The expected response is an exact repetition of every record, with images excluded.
[Opening Records provided section]
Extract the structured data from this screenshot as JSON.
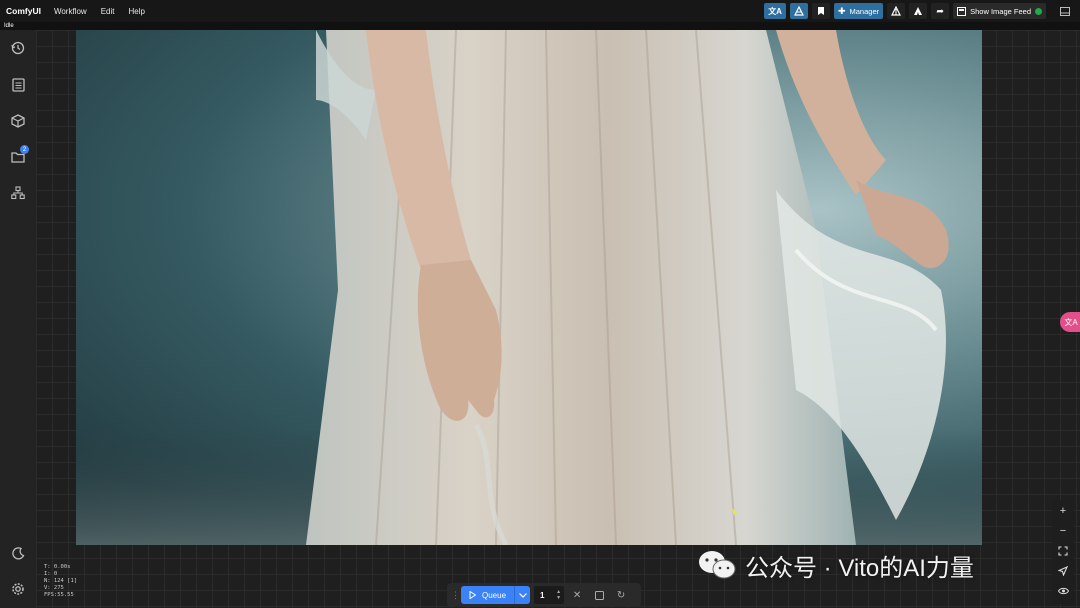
{
  "app": {
    "title": "ComfyUI"
  },
  "menu": {
    "items": [
      "Workflow",
      "Edit",
      "Help"
    ]
  },
  "toolbar": {
    "manager_label": "Manager",
    "image_feed_label": "Show Image Feed",
    "icons": [
      "translate-icon",
      "mask-icon",
      "bookmark-icon",
      "puzzle-icon",
      "model-icon",
      "model-alt-icon",
      "share-icon",
      "image-feed-icon",
      "panel-toggle-icon"
    ],
    "accent": "#2f6f9f"
  },
  "status": {
    "text": "Idle"
  },
  "sidebar": {
    "items": [
      {
        "name": "history-icon"
      },
      {
        "name": "queue-icon"
      },
      {
        "name": "model-library-icon"
      },
      {
        "name": "workflows-icon",
        "badge": "2"
      },
      {
        "name": "node-library-icon"
      }
    ],
    "bottom": [
      "theme-toggle-icon",
      "settings-icon"
    ]
  },
  "stats": {
    "lines": [
      "T: 0.00s",
      "I: 0",
      "N: 124 [1]",
      "V: 275",
      "FPS:55.55"
    ]
  },
  "queue": {
    "label": "Queue",
    "count": "1"
  },
  "zoom_controls": [
    "zoom-in",
    "zoom-out",
    "fit-view",
    "locate",
    "toggle-visibility"
  ],
  "translate_badge": "文A",
  "watermark": {
    "text": "公众号 · Vito的AI力量"
  },
  "colors": {
    "queue_blue": "#3b82f6",
    "badge_pink": "#e24f8a",
    "background": "#202020"
  }
}
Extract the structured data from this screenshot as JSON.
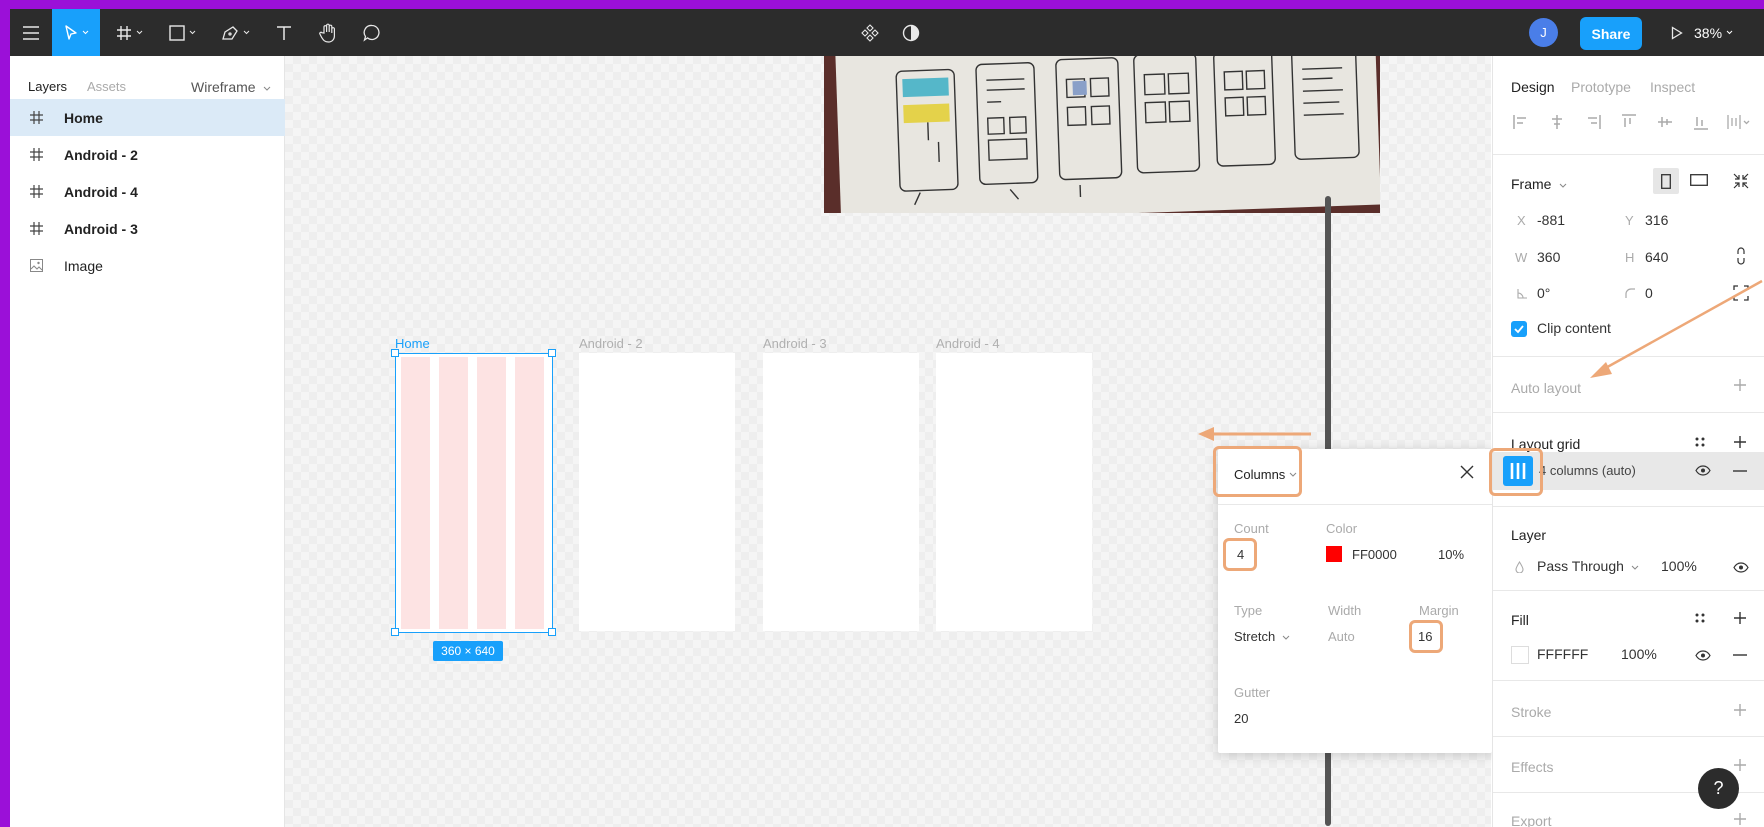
{
  "toolbar": {
    "menu_icon": "hamburger-icon",
    "tools": [
      "move-tool",
      "frame-tool",
      "shape-tool",
      "pen-tool",
      "text-tool",
      "hand-tool",
      "comment-tool"
    ],
    "avatar_initial": "J",
    "share_label": "Share",
    "zoom_label": "38%"
  },
  "left_panel": {
    "tabs": [
      {
        "label": "Layers"
      },
      {
        "label": "Assets"
      }
    ],
    "page_label": "Wireframe",
    "layers": [
      {
        "label": "Home",
        "icon": "frame-hash-icon",
        "selected": true
      },
      {
        "label": "Android - 2",
        "icon": "frame-hash-icon"
      },
      {
        "label": "Android - 4",
        "icon": "frame-hash-icon"
      },
      {
        "label": "Android - 3",
        "icon": "frame-hash-icon"
      },
      {
        "label": "Image",
        "icon": "image-icon"
      }
    ]
  },
  "canvas": {
    "frames": [
      {
        "label": "Home"
      },
      {
        "label": "Android - 2"
      },
      {
        "label": "Android - 3"
      },
      {
        "label": "Android - 4"
      }
    ],
    "size_badge": "360 × 640",
    "grid_color": "#fde3e3"
  },
  "grid_popover": {
    "type_select": "Columns",
    "count_label": "Count",
    "count_value": "4",
    "color_label": "Color",
    "color_hex": "FF0000",
    "color_opacity": "10%",
    "type_label": "Type",
    "type_value": "Stretch",
    "width_label": "Width",
    "width_value": "Auto",
    "margin_label": "Margin",
    "margin_value": "16",
    "gutter_label": "Gutter",
    "gutter_value": "20"
  },
  "right_panel": {
    "tabs": [
      {
        "label": "Design"
      },
      {
        "label": "Prototype"
      },
      {
        "label": "Inspect"
      }
    ],
    "frame_section": {
      "title": "Frame",
      "x_label": "X",
      "x_value": "-881",
      "y_label": "Y",
      "y_value": "316",
      "w_label": "W",
      "w_value": "360",
      "h_label": "H",
      "h_value": "640",
      "rotation_value": "0°",
      "radius_value": "0",
      "clip_label": "Clip content"
    },
    "auto_layout_title": "Auto layout",
    "layout_grid_title": "Layout grid",
    "layout_grid_item": "4 columns (auto)",
    "layer_title": "Layer",
    "blend_mode": "Pass Through",
    "layer_opacity": "100%",
    "fill_title": "Fill",
    "fill_hex": "FFFFFF",
    "fill_opacity": "100%",
    "stroke_title": "Stroke",
    "effects_title": "Effects",
    "export_title": "Export"
  },
  "help_label": "?",
  "accent_color": "#18a0fb",
  "annotation_color": "#eda878"
}
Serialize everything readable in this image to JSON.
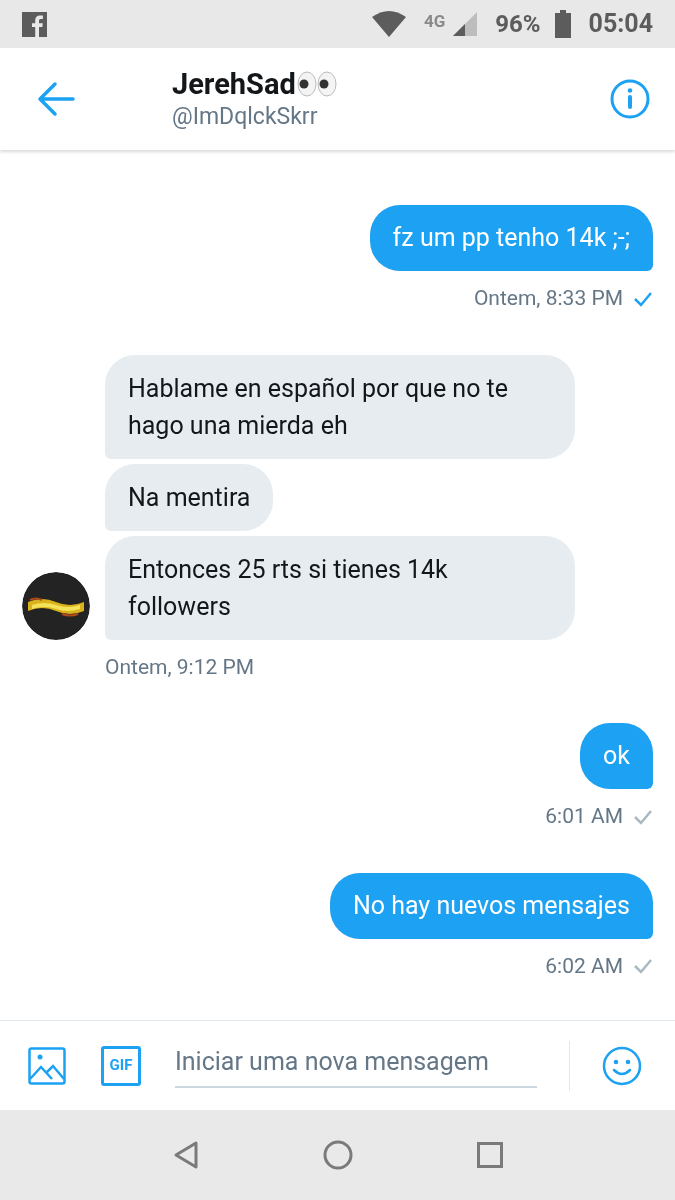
{
  "status_bar": {
    "network": "4G",
    "battery": "96%",
    "time": "05:04"
  },
  "header": {
    "name": "JerehSad",
    "handle": "@ImDqlckSkrr"
  },
  "groups": [
    {
      "kind": "sent",
      "bubbles": [
        "fz um pp tenho 14k ;-;"
      ],
      "time": "Ontem, 8:33 PM",
      "read": true
    },
    {
      "kind": "received",
      "bubbles": [
        "Hablame en español por que no te hago una mierda eh",
        "Na mentira",
        "Entonces 25 rts si tienes 14k followers"
      ],
      "time": "Ontem, 9:12 PM"
    },
    {
      "kind": "sent",
      "bubbles": [
        "ok"
      ],
      "time": "6:01 AM",
      "read": false
    },
    {
      "kind": "sent",
      "bubbles": [
        "No hay nuevos mensajes"
      ],
      "time": "6:02 AM",
      "read": false
    }
  ],
  "composer": {
    "gif_label": "GIF",
    "placeholder": "Iniciar uma nova mensagem"
  }
}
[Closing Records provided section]
*Result for this task*:
Extract the structured data from this screenshot as JSON.
{
  "app": {
    "title": "ComfyUI"
  },
  "menu": {
    "items": [
      "Workflow",
      "Edit",
      "Help"
    ]
  },
  "toolbar": {
    "manager_label": "Manager",
    "image_feed_label": "Show Image Feed",
    "icons": [
      "translate-icon",
      "mask-icon",
      "bookmark-icon",
      "puzzle-icon",
      "model-icon",
      "model-alt-icon",
      "share-icon",
      "image-feed-icon",
      "panel-toggle-icon"
    ],
    "accent": "#2f6f9f"
  },
  "status": {
    "text": "Idle"
  },
  "sidebar": {
    "items": [
      {
        "name": "history-icon"
      },
      {
        "name": "queue-icon"
      },
      {
        "name": "model-library-icon"
      },
      {
        "name": "workflows-icon",
        "badge": "2"
      },
      {
        "name": "node-library-icon"
      }
    ],
    "bottom": [
      "theme-toggle-icon",
      "settings-icon"
    ]
  },
  "stats": {
    "lines": [
      "T: 0.00s",
      "I: 0",
      "N: 124 [1]",
      "V: 275",
      "FPS:55.55"
    ]
  },
  "queue": {
    "label": "Queue",
    "count": "1"
  },
  "zoom_controls": [
    "zoom-in",
    "zoom-out",
    "fit-view",
    "locate",
    "toggle-visibility"
  ],
  "translate_badge": "文A",
  "watermark": {
    "text": "公众号 · Vito的AI力量"
  },
  "colors": {
    "queue_blue": "#3b82f6",
    "badge_pink": "#e24f8a",
    "background": "#202020"
  }
}
Extract the structured data from this screenshot as JSON.
{
  "toolbar": {
    "menu_icon": "hamburger-icon",
    "tools": [
      "move-tool",
      "frame-tool",
      "shape-tool",
      "pen-tool",
      "text-tool",
      "hand-tool",
      "comment-tool"
    ],
    "avatar_initial": "J",
    "share_label": "Share",
    "zoom_label": "38%"
  },
  "left_panel": {
    "tabs": [
      {
        "label": "Layers"
      },
      {
        "label": "Assets"
      }
    ],
    "page_label": "Wireframe",
    "layers": [
      {
        "label": "Home",
        "icon": "frame-hash-icon",
        "selected": true
      },
      {
        "label": "Android - 2",
        "icon": "frame-hash-icon"
      },
      {
        "label": "Android - 4",
        "icon": "frame-hash-icon"
      },
      {
        "label": "Android - 3",
        "icon": "frame-hash-icon"
      },
      {
        "label": "Image",
        "icon": "image-icon"
      }
    ]
  },
  "canvas": {
    "frames": [
      {
        "label": "Home"
      },
      {
        "label": "Android - 2"
      },
      {
        "label": "Android - 3"
      },
      {
        "label": "Android - 4"
      }
    ],
    "size_badge": "360 × 640",
    "grid_color": "#fde3e3"
  },
  "grid_popover": {
    "type_select": "Columns",
    "count_label": "Count",
    "count_value": "4",
    "color_label": "Color",
    "color_hex": "FF0000",
    "color_opacity": "10%",
    "type_label": "Type",
    "type_value": "Stretch",
    "width_label": "Width",
    "width_value": "Auto",
    "margin_label": "Margin",
    "margin_value": "16",
    "gutter_label": "Gutter",
    "gutter_value": "20"
  },
  "right_panel": {
    "tabs": [
      {
        "label": "Design"
      },
      {
        "label": "Prototype"
      },
      {
        "label": "Inspect"
      }
    ],
    "frame_section": {
      "title": "Frame",
      "x_label": "X",
      "x_value": "-881",
      "y_label": "Y",
      "y_value": "316",
      "w_label": "W",
      "w_value": "360",
      "h_label": "H",
      "h_value": "640",
      "rotation_value": "0°",
      "radius_value": "0",
      "clip_label": "Clip content"
    },
    "auto_layout_title": "Auto layout",
    "layout_grid_title": "Layout grid",
    "layout_grid_item": "4 columns (auto)",
    "layer_title": "Layer",
    "blend_mode": "Pass Through",
    "layer_opacity": "100%",
    "fill_title": "Fill",
    "fill_hex": "FFFFFF",
    "fill_opacity": "100%",
    "stroke_title": "Stroke",
    "effects_title": "Effects",
    "export_title": "Export"
  },
  "help_label": "?",
  "accent_color": "#18a0fb",
  "annotation_color": "#eda878"
}
Serialize everything readable in this image to JSON.
{
  "status_bar": {
    "network": "4G",
    "battery": "96%",
    "time": "05:04"
  },
  "header": {
    "name": "JerehSad",
    "handle": "@ImDqlckSkrr"
  },
  "groups": [
    {
      "kind": "sent",
      "bubbles": [
        "fz um pp tenho 14k ;-;"
      ],
      "time": "Ontem, 8:33 PM",
      "read": true
    },
    {
      "kind": "received",
      "bubbles": [
        "Hablame en español por que no te hago una mierda eh",
        "Na mentira",
        "Entonces 25 rts si tienes 14k followers"
      ],
      "time": "Ontem, 9:12 PM"
    },
    {
      "kind": "sent",
      "bubbles": [
        "ok"
      ],
      "time": "6:01 AM",
      "read": false
    },
    {
      "kind": "sent",
      "bubbles": [
        "No hay nuevos mensajes"
      ],
      "time": "6:02 AM",
      "read": false
    }
  ],
  "composer": {
    "gif_label": "GIF",
    "placeholder": "Iniciar uma nova mensagem"
  }
}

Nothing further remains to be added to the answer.